- ACTIVITY -
Pictures are to be omitted. Output only the lines from the one containing "Read all visible content and emit it as JSON." through the end of the data, word for word.

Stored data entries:
-=-=-

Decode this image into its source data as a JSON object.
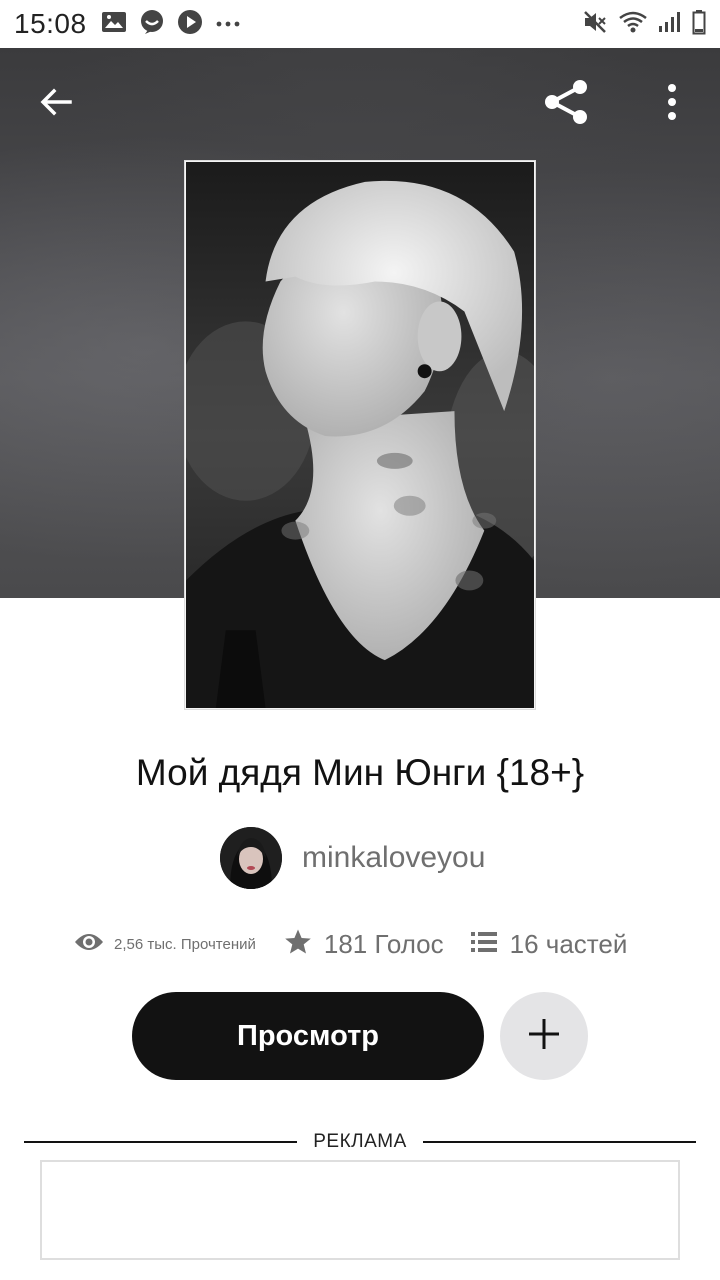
{
  "status_bar": {
    "time": "15:08"
  },
  "story": {
    "title": "Мой дядя Мин Юнги {18+}",
    "author": "minkaloveyou",
    "cover_description_icon": "cover-image",
    "stats": {
      "reads": "2,56 тыс. Прочтений",
      "votes": "181 Голос",
      "parts": "16 частей"
    }
  },
  "actions": {
    "read_label": "Просмотр",
    "add_icon": "plus-icon"
  },
  "ad": {
    "label": "РЕКЛАМА"
  },
  "colors": {
    "primary_button": "#121212",
    "add_button": "#e4e4e6",
    "hero_background": "#47474a",
    "muted_text": "#6f6f6f"
  },
  "icons": {
    "back": "arrow-left-icon",
    "share": "share-icon",
    "more": "more-vertical-icon",
    "reads": "eye-icon",
    "votes": "star-icon",
    "parts": "list-icon"
  }
}
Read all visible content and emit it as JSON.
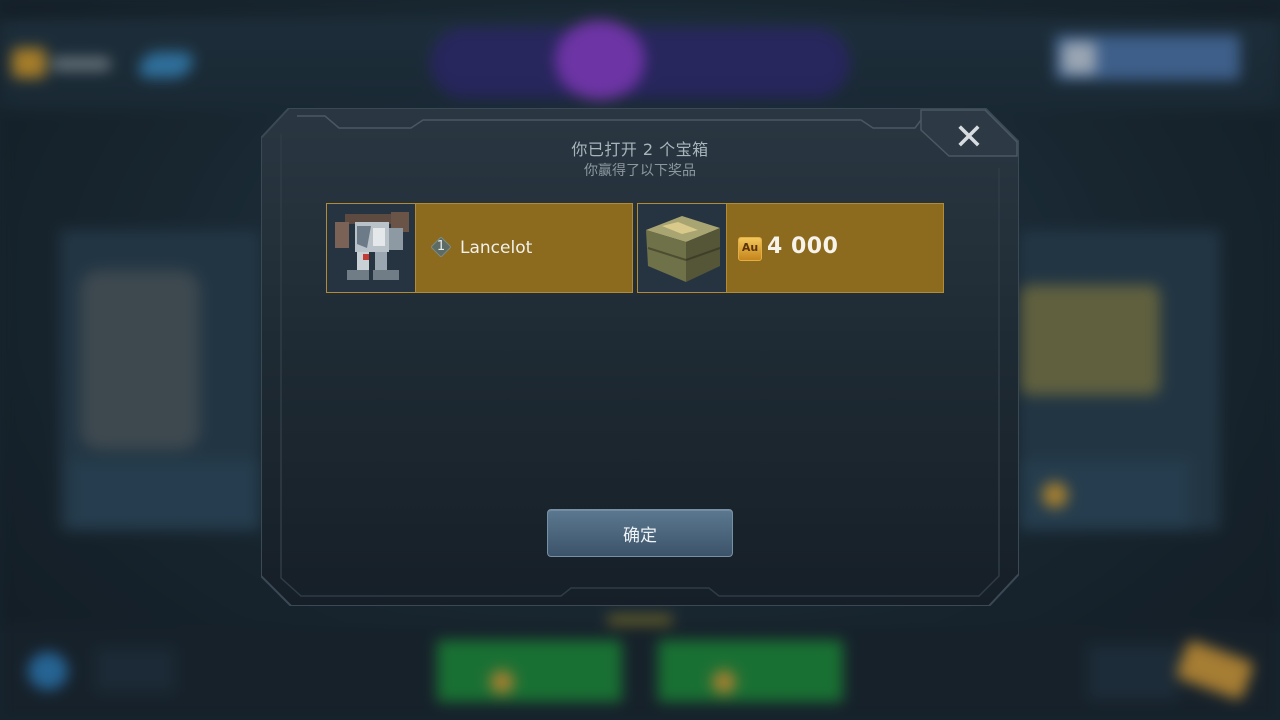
{
  "dialog": {
    "title": "你已打开 2 个宝箱",
    "subtitle": "你赢得了以下奖品",
    "close_glyph": "✕",
    "confirm_label": "确定"
  },
  "rewards": [
    {
      "type": "robot",
      "icon": "robot-icon",
      "rank": "1",
      "name": "Lancelot"
    },
    {
      "type": "gold",
      "icon": "gold-crate-icon",
      "currency_label": "Au",
      "amount": "4 000"
    }
  ],
  "colors": {
    "reward_bg": "#8c6a1e",
    "confirm_button": "#4a657c",
    "gold_icon": "#e0a635"
  }
}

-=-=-

- OUTPUT BELOW -
Read all visible content and emit it as JSON.
{
  "dialog": {
    "title": "你已打开 2 个宝箱",
    "subtitle": "你赢得了以下奖品",
    "close_glyph": "✕",
    "confirm_label": "确定"
  },
  "rewards": [
    {
      "type": "robot",
      "icon": "robot-icon",
      "rank": "1",
      "name": "Lancelot"
    },
    {
      "type": "gold",
      "icon": "gold-crate-icon",
      "currency_label": "Au",
      "amount": "4 000"
    }
  ],
  "colors": {
    "reward_bg": "#8c6a1e",
    "confirm_button": "#4a657c",
    "gold_icon": "#e0a635"
  }
}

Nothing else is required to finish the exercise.